In the report for the 1898 Henley Royal Regatta, the Henley Stewards expressed concerns about the ‘pleasure boats’ at the regatta. They wrote in their report:
‘The committee have to record, with great regret, that in several races the competitors were obstructed by a mass of boats protruding on the course, and in one instance by a punt drifting, through incompetent management, on to the course. The Committee feel that protection must be afforded to competitors, and, if necessary, the course must be boomed on both sides and pleasure-boats prohibited from going on the course during the Regatta.

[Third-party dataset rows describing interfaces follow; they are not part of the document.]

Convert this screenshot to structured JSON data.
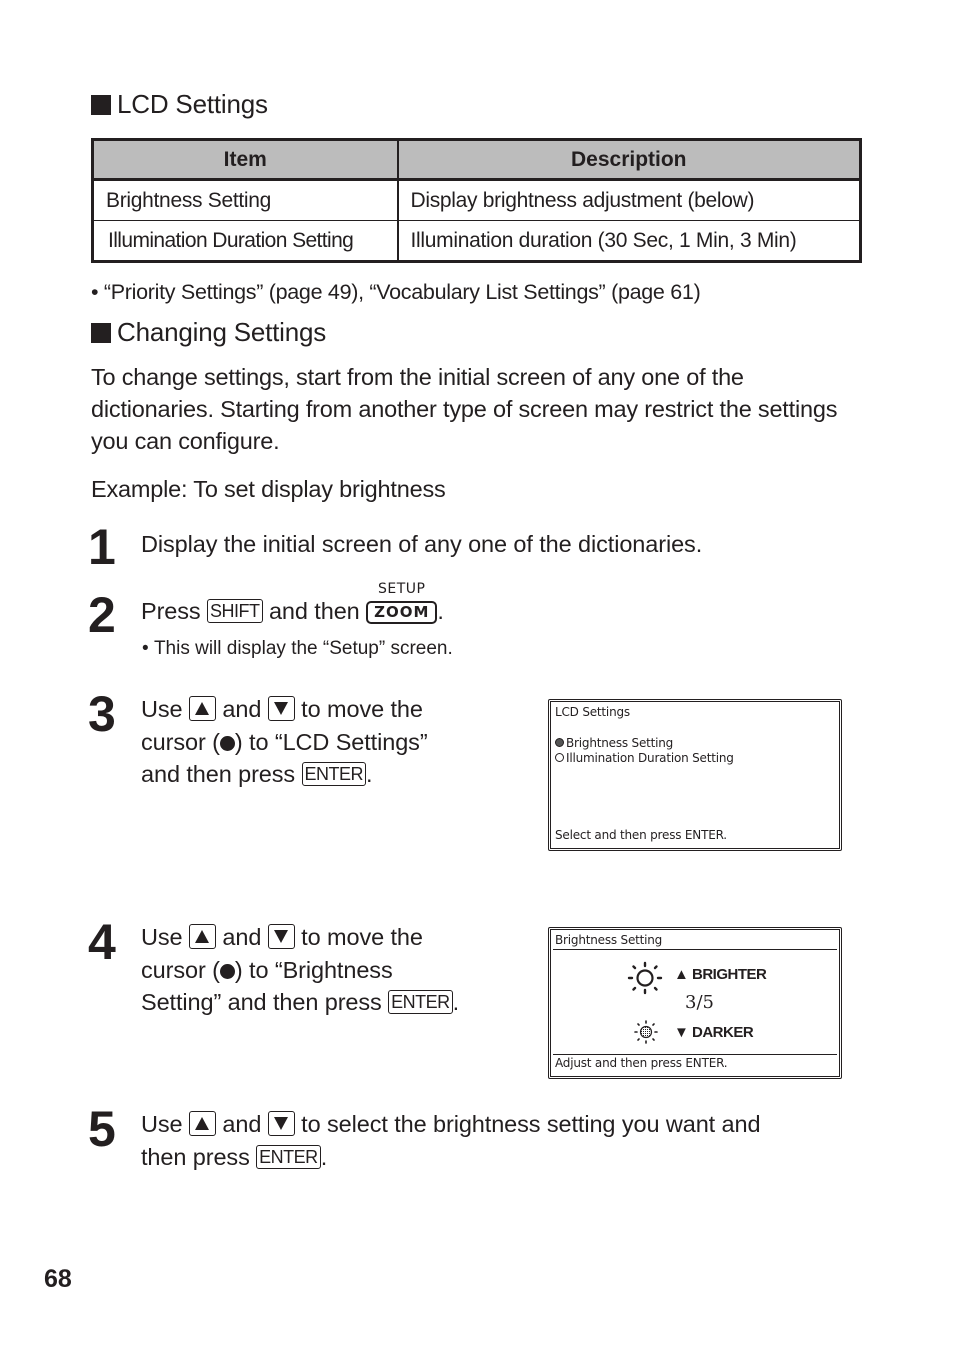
{
  "lcd_settings": {
    "heading": "LCD Settings",
    "table": {
      "headers": [
        "Item",
        "Description"
      ],
      "rows": [
        [
          "Brightness Setting",
          "Display brightness adjustment (below)"
        ],
        [
          "Illumination Duration Setting",
          "Illumination duration (30 Sec, 1 Min, 3 Min)"
        ]
      ]
    },
    "note": "“Priority Settings” (page 49), “Vocabulary List Settings” (page 61)"
  },
  "changing_settings": {
    "heading": "Changing Settings",
    "intro": "To change settings, start from the initial screen of any one of the dictionaries. Starting from another type of screen may restrict the settings you can configure.",
    "example": "Example: To set display brightness"
  },
  "keys": {
    "shift": "SHIFT",
    "zoom": "ZOOM",
    "setup": "SETUP",
    "enter": "ENTER",
    "up": "up-arrow-key",
    "down": "down-arrow-key"
  },
  "steps": [
    {
      "number": "1",
      "text": "Display the initial screen of any one of the dictionaries."
    },
    {
      "number": "2",
      "text_a": "Press",
      "text_b": "and then",
      "text_c": ".",
      "sub": "This will display the “Setup” screen."
    },
    {
      "number": "3",
      "text_a": "Use",
      "text_b": "and",
      "text_c": "to move the",
      "line2": "cursor (",
      "line2b": ") to “LCD Settings”",
      "line3": "and then press",
      "end": "."
    },
    {
      "number": "4",
      "text_a": "Use",
      "text_b": "and",
      "text_c": "to move the",
      "line2": "cursor (",
      "line2b": ") to “Brightness",
      "line3": "Setting” and then press",
      "end": "."
    },
    {
      "number": "5",
      "text_a": "Use",
      "text_b": "and",
      "text_c": "to select the brightness setting you want and",
      "line2": "then press",
      "end": "."
    }
  ],
  "screen_lcd_settings": {
    "title": "LCD Settings",
    "options": [
      {
        "label": "Brightness Setting",
        "selected": true
      },
      {
        "label": "Illumination Duration Setting",
        "selected": false
      }
    ],
    "footer": "Select and then press ENTER."
  },
  "screen_brightness": {
    "title": "Brightness Setting",
    "brighter_label": "▲ BRIGHTER",
    "darker_label": "▼ DARKER",
    "level": "3/5",
    "level_value": 3,
    "level_max": 5,
    "footer": "Adjust and then press ENTER."
  },
  "page_number": "68"
}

Such action would be reluctantly taken be the Committee, as it would curtail the pleasure of the majority who manage their boats efficiently, and with due regards to the best interest of the regatta, which exists for boat-racing, and not as a mere water picnic.’
Guy Nickalls (then rowing for Magdalen College, Oxford), who, in 1887, raced in his first Diamonds event, in the final against James Cardwell Gardner of Emmanuel College, Cambridge.

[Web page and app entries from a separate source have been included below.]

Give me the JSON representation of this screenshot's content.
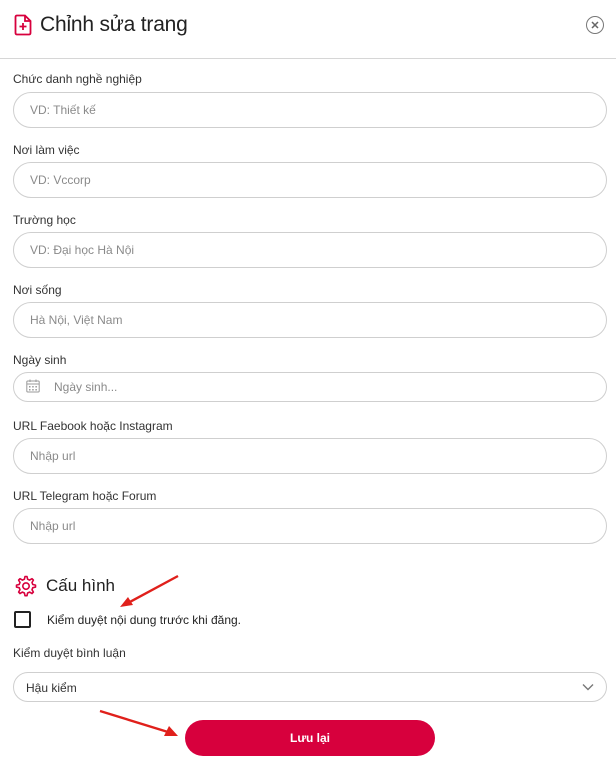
{
  "header": {
    "title": "Chỉnh sửa trang"
  },
  "fields": [
    {
      "label": "Chức danh nghề nghiệp",
      "placeholder": "VD: Thiết kế"
    },
    {
      "label": "Nơi làm việc",
      "placeholder": "VD: Vccorp"
    },
    {
      "label": "Trường học",
      "placeholder": "VD: Đại học Hà Nội"
    },
    {
      "label": "Nơi sống",
      "placeholder": "Hà Nội, Việt Nam"
    },
    {
      "label": "Ngày sinh",
      "placeholder": "Ngày sinh..."
    },
    {
      "label": "URL Faebook hoặc Instagram",
      "placeholder": "Nhập url"
    },
    {
      "label": "URL Telegram hoặc Forum",
      "placeholder": "Nhập url"
    }
  ],
  "config": {
    "title": "Cấu hình",
    "moderate_label": "Kiểm duyệt nội dung trước khi đăng.",
    "comment_label": "Kiểm duyệt bình luận",
    "comment_value": "Hậu kiểm"
  },
  "actions": {
    "save_label": "Lưu lại"
  },
  "colors": {
    "accent": "#d7003d",
    "annotation": "#e0201b"
  },
  "icons": [
    "add-document-icon",
    "close-icon",
    "calendar-icon",
    "gear-icon",
    "chevron-down-icon"
  ]
}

Amongst the spectators that year was the Prince and Princess of Wales with a Royal party on a boat which got surrounded by small boats and punts (see on top). These crafts soon took over half the course on one spot, so the unfortunate Nickalls, racing on the Berks side, rowed right into the Royal enthusiasts and crashed his shell. He was not offered a re-start.

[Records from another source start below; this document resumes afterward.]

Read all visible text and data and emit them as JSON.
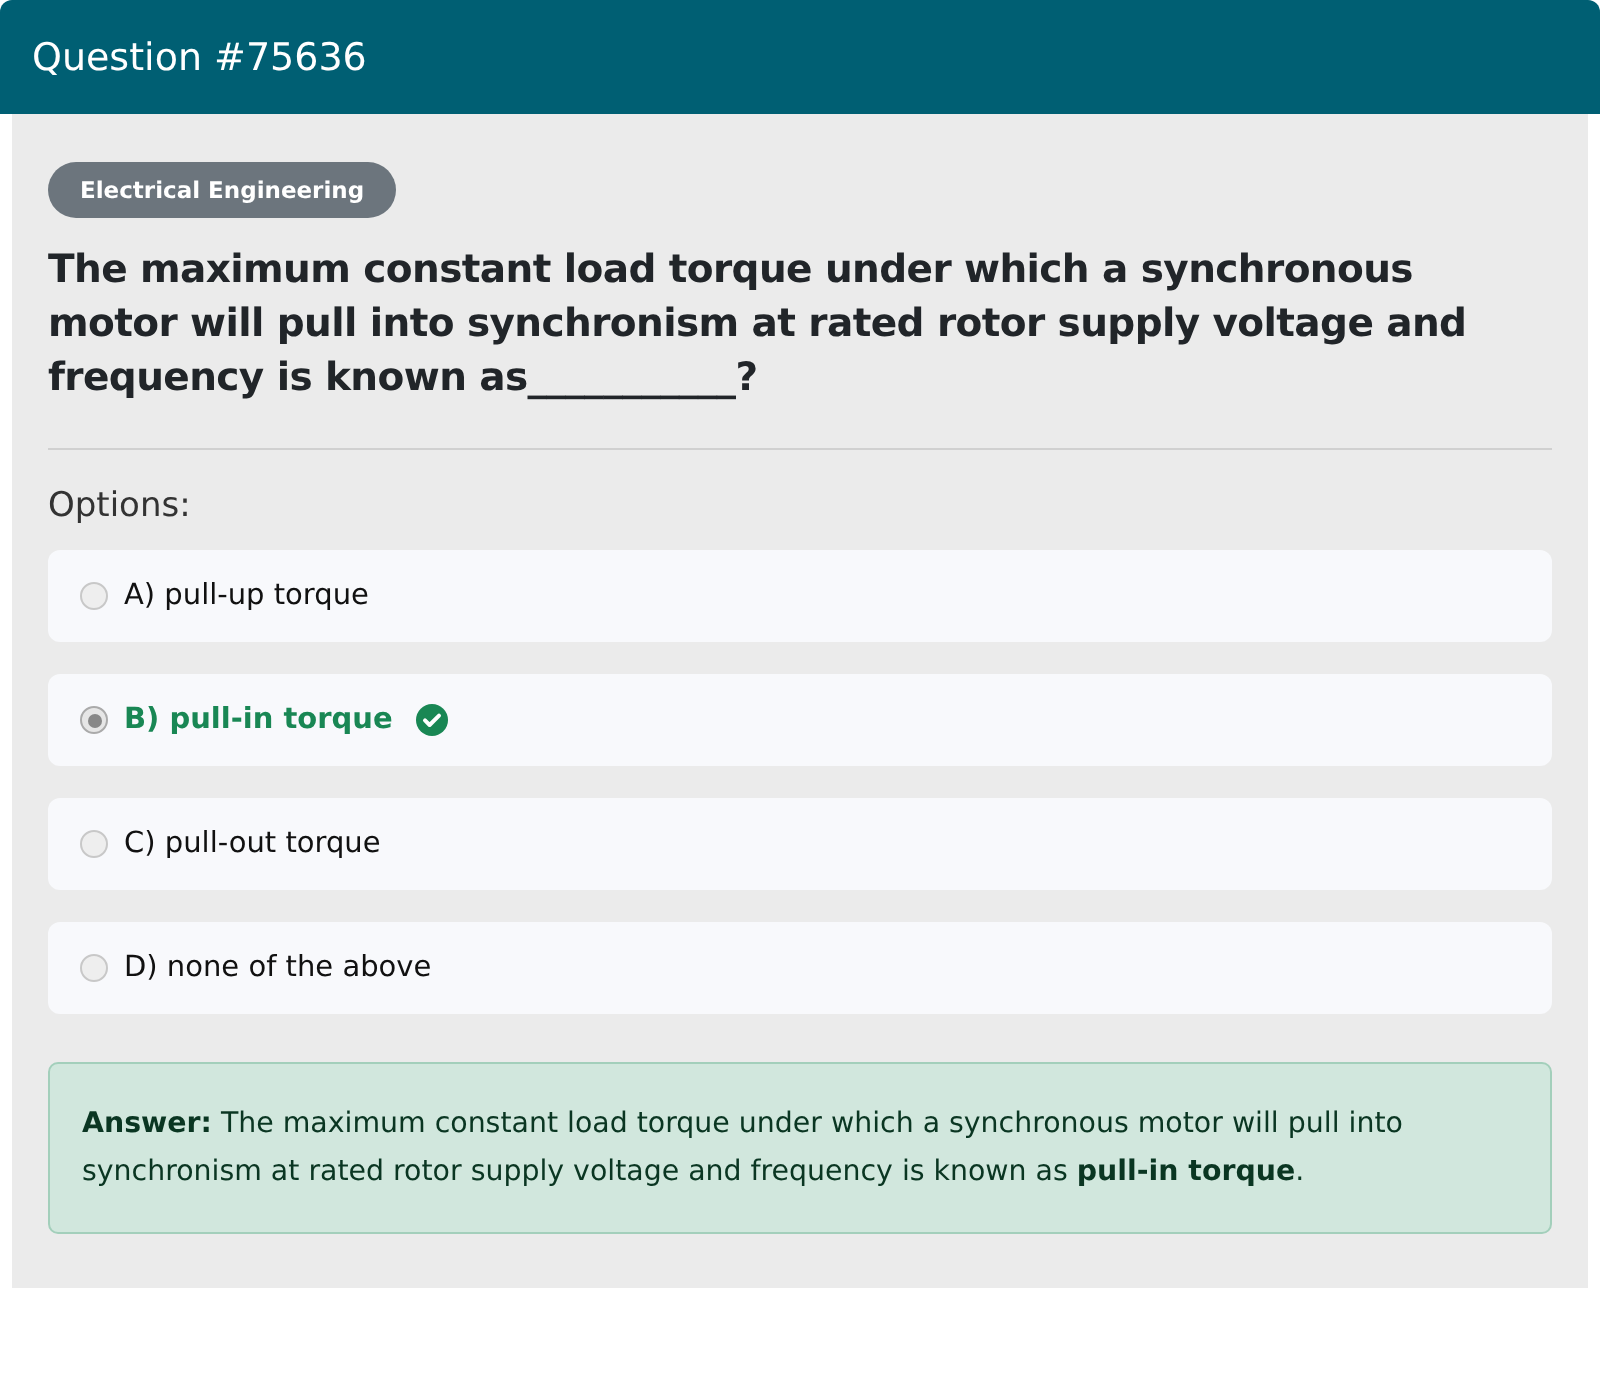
{
  "header": {
    "title": "Question #75636"
  },
  "category": "Electrical Engineering",
  "question": "The maximum constant load torque under which a synchronous motor will pull into synchronism at rated rotor supply voltage and frequency is known as___________?",
  "options_label": "Options:",
  "options": [
    {
      "text": "A) pull-up torque",
      "selected": false,
      "correct": false
    },
    {
      "text": "B) pull-in torque",
      "selected": true,
      "correct": true
    },
    {
      "text": "C) pull-out torque",
      "selected": false,
      "correct": false
    },
    {
      "text": "D) none of the above",
      "selected": false,
      "correct": false
    }
  ],
  "answer": "**Answer:** The maximum constant load torque under which a synchronous motor will pull into synchronism at rated rotor supply voltage and frequency is known as **pull-in torque**."
}
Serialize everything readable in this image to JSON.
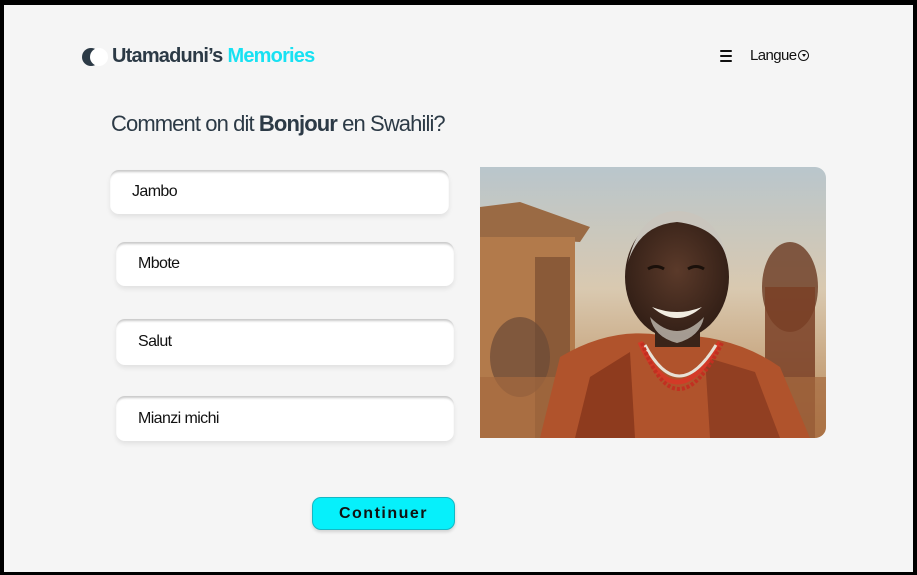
{
  "header": {
    "brand_name": "Utamaduni’s",
    "brand_accent": "Memories",
    "menu_icon": "hamburger-icon",
    "language_label": "Langue",
    "language_icon": "chevron-down-circle-icon"
  },
  "quiz": {
    "question_prefix": "Comment on dit",
    "question_word": "Bonjour",
    "question_suffix": "en Swahili?",
    "answers": [
      "Jambo",
      "Mbote",
      "Salut",
      "Mianzi michi"
    ],
    "continue_label": "Continuer"
  },
  "colors": {
    "accent": "#18e1f2",
    "button": "#06f0fb",
    "text_dark": "#2c3a46",
    "background": "#f5f5f5"
  }
}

Sandow’s Magazine of Physical Culture, founded by Eugen Sandow, ‘the strong man’, reported that houseboat owners at Henley produced ‘a chorus of groans and complaints’ as they saw the new booms ‘as a bar to the success of the meeting [the regatta]’. However, there were some places were sliding booms allowed the pleasure boats to pass on and off the course between the races. The Field later reported that ‘the booms were a splendid success.’ The regatta set a record when it came to attendance as more than 12,000 people arrived by train for the last day’s races.